### WHAT YOU SHOULD DO
Look for the word "family" in the entries and copy each line where it appears.

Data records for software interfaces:
┏━━

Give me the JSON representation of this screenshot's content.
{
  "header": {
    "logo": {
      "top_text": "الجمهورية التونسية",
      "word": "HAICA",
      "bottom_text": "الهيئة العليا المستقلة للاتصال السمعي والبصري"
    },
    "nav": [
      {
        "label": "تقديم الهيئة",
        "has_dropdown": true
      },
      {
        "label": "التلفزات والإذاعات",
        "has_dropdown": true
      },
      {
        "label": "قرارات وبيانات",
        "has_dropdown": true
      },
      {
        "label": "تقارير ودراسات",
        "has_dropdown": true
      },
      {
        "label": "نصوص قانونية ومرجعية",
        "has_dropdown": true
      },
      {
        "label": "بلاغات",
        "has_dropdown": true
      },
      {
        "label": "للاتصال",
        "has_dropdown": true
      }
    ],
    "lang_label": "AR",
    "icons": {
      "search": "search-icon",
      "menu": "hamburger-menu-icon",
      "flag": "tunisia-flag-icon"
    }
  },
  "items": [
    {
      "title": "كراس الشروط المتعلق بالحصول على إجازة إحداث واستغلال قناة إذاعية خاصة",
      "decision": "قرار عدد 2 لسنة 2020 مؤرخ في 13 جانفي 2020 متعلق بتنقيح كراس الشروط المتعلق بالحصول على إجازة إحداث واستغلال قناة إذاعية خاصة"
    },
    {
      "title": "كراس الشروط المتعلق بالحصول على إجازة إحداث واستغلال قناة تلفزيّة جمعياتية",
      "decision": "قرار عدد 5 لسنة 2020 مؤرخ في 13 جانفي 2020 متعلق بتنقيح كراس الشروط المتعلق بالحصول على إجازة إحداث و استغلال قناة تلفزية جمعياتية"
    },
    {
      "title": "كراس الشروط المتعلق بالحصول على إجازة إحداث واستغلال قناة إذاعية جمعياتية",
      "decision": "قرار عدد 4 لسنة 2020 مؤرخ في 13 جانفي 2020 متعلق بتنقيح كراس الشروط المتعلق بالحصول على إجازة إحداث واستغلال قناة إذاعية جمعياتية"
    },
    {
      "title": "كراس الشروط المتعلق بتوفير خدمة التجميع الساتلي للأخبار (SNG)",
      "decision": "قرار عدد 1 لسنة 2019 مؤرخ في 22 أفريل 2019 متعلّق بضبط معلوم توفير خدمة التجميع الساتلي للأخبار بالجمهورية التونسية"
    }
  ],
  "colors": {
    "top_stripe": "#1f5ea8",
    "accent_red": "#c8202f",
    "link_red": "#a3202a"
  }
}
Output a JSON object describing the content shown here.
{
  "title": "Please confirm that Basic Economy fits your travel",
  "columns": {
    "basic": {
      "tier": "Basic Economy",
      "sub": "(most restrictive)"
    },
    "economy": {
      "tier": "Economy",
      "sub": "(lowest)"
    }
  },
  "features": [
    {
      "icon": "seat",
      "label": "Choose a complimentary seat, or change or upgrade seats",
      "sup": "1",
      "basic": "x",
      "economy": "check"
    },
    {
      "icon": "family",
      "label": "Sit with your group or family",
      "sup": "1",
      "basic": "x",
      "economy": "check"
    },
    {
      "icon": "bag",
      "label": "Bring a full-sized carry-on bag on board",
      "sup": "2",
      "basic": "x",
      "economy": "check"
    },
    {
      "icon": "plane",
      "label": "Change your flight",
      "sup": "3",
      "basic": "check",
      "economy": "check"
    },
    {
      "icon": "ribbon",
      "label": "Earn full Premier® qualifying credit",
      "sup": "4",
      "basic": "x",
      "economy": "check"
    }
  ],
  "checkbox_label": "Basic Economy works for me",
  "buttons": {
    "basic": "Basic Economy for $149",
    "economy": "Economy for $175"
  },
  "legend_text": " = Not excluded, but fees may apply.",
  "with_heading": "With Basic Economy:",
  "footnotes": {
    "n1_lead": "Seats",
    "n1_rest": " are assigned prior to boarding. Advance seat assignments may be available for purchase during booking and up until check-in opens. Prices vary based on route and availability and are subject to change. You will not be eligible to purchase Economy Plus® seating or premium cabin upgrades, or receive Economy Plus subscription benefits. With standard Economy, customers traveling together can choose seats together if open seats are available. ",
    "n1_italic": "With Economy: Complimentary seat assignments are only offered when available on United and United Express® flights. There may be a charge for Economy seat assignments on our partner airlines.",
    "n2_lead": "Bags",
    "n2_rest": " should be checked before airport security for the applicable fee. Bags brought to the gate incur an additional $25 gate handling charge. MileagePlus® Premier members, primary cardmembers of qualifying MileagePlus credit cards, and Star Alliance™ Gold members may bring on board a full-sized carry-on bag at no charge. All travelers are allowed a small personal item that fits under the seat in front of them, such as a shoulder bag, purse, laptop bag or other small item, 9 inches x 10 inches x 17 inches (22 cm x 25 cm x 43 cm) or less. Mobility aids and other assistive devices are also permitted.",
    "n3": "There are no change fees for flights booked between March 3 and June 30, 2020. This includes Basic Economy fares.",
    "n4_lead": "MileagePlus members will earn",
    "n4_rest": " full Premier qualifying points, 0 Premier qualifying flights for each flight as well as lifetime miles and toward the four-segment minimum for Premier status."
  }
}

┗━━

### SOLVED PROBLEM
      "icon": "family",
      "label": "Sit with your group or family",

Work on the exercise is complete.